» **What to work on**: From the listing below, pull out the lines that hold "Date".
Task data section start
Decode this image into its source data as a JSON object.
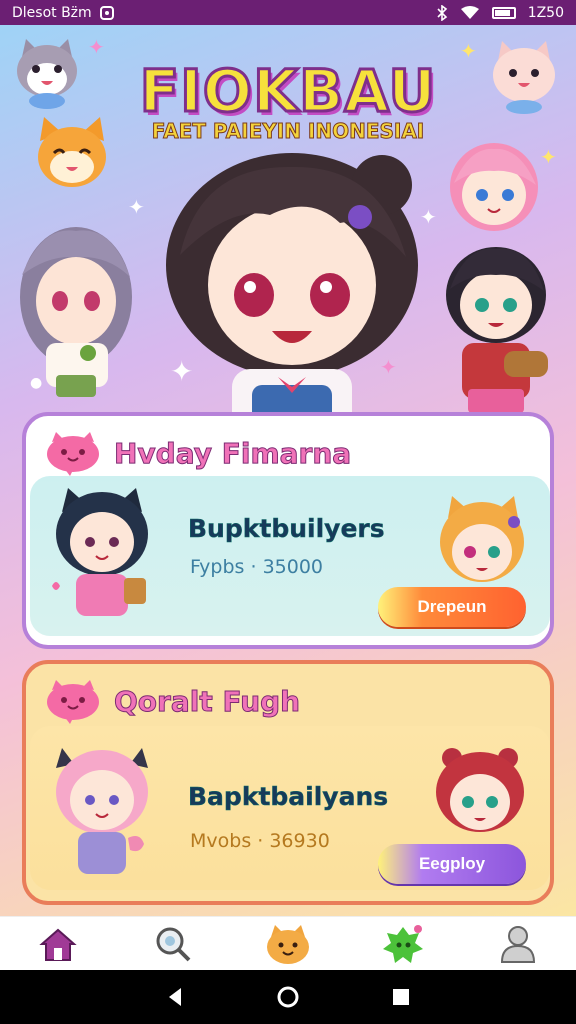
{
  "status_bar": {
    "left_text": "Dlesot Bz̈m",
    "time": "1Z50"
  },
  "hero": {
    "app_title": "FIOKBAU",
    "subtitle": "FAET PAIEYIN INONESIAI"
  },
  "sections": [
    {
      "title": "Hvday Fimarna",
      "card": {
        "title": "Bupktbuilyers",
        "meta": "Fypbs · 35000",
        "button_label": "Drepeun"
      }
    },
    {
      "title": "Qoralt Fugh",
      "card": {
        "title": "Bapktbailyans",
        "meta": "Mvobs · 36930",
        "button_label": "Eegploy"
      }
    }
  ],
  "bottom_nav": [
    {
      "icon": "home-icon",
      "active": true
    },
    {
      "icon": "search-icon",
      "active": false
    },
    {
      "icon": "mascot-icon",
      "active": false
    },
    {
      "icon": "monster-icon",
      "active": false
    },
    {
      "icon": "profile-icon",
      "active": false
    }
  ],
  "colors": {
    "status_bar": "#6b1f73",
    "accent_pink": "#f072b8",
    "button_orange": "#ff6230",
    "button_purple": "#8c55dc",
    "nav_active": "#7b2b7e"
  }
}
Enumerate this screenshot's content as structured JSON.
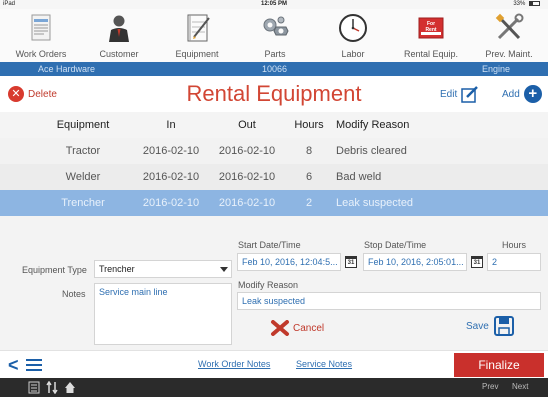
{
  "status_bar": {
    "device": "iPad",
    "time": "12:05 PM",
    "battery": "33%"
  },
  "nav": [
    {
      "label": "Work Orders",
      "icon": "work-orders-icon"
    },
    {
      "label": "Customer",
      "icon": "customer-icon"
    },
    {
      "label": "Equipment",
      "icon": "equipment-icon"
    },
    {
      "label": "Parts",
      "icon": "parts-icon"
    },
    {
      "label": "Labor",
      "icon": "labor-clock-icon"
    },
    {
      "label": "Rental Equip.",
      "icon": "rental-sign-icon",
      "sign_text": "For Rent"
    },
    {
      "label": "Prev. Maint.",
      "icon": "tools-icon"
    }
  ],
  "info_strip": {
    "customer": "Ace Hardware",
    "number": "10066",
    "category": "Engine"
  },
  "header": {
    "delete_label": "Delete",
    "title": "Rental Equipment",
    "edit_label": "Edit",
    "add_label": "Add"
  },
  "table": {
    "columns": [
      "Equipment",
      "In",
      "Out",
      "Hours",
      "Modify Reason"
    ],
    "rows": [
      {
        "equipment": "Tractor",
        "in": "2016-02-10",
        "out": "2016-02-10",
        "hours": "8",
        "reason": "Debris cleared"
      },
      {
        "equipment": "Welder",
        "in": "2016-02-10",
        "out": "2016-02-10",
        "hours": "6",
        "reason": "Bad weld"
      },
      {
        "equipment": "Trencher",
        "in": "2016-02-10",
        "out": "2016-02-10",
        "hours": "2",
        "reason": "Leak suspected"
      }
    ],
    "selected_row": 2
  },
  "form": {
    "start_label": "Start Date/Time",
    "start_value": "Feb 10, 2016, 12:04:5...",
    "stop_label": "Stop Date/Time",
    "stop_value": "Feb 10, 2016, 2:05:01...",
    "hours_label": "Hours",
    "hours_value": "2",
    "calendar_day": "31",
    "equipment_type_label": "Equipment Type",
    "equipment_type_value": "Trencher",
    "notes_label": "Notes",
    "notes_value": "Service main line",
    "modify_reason_label": "Modify Reason",
    "modify_reason_value": "Leak suspected",
    "cancel_label": "Cancel",
    "save_label": "Save"
  },
  "bottom_bar": {
    "work_order_notes": "Work Order Notes",
    "service_notes": "Service Notes",
    "finalize_label": "Finalize"
  },
  "toolbar": {
    "prev_label": "Prev",
    "next_label": "Next"
  },
  "colors": {
    "accent_blue": "#2f6fb1",
    "title_red": "#d24634",
    "finalize_red": "#c9302c",
    "selected_row": "#8db5e2"
  }
}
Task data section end
» **Solution to this problem**:
    "start_label": "Start Date/Time",
    "stop_label": "Stop Date/Time",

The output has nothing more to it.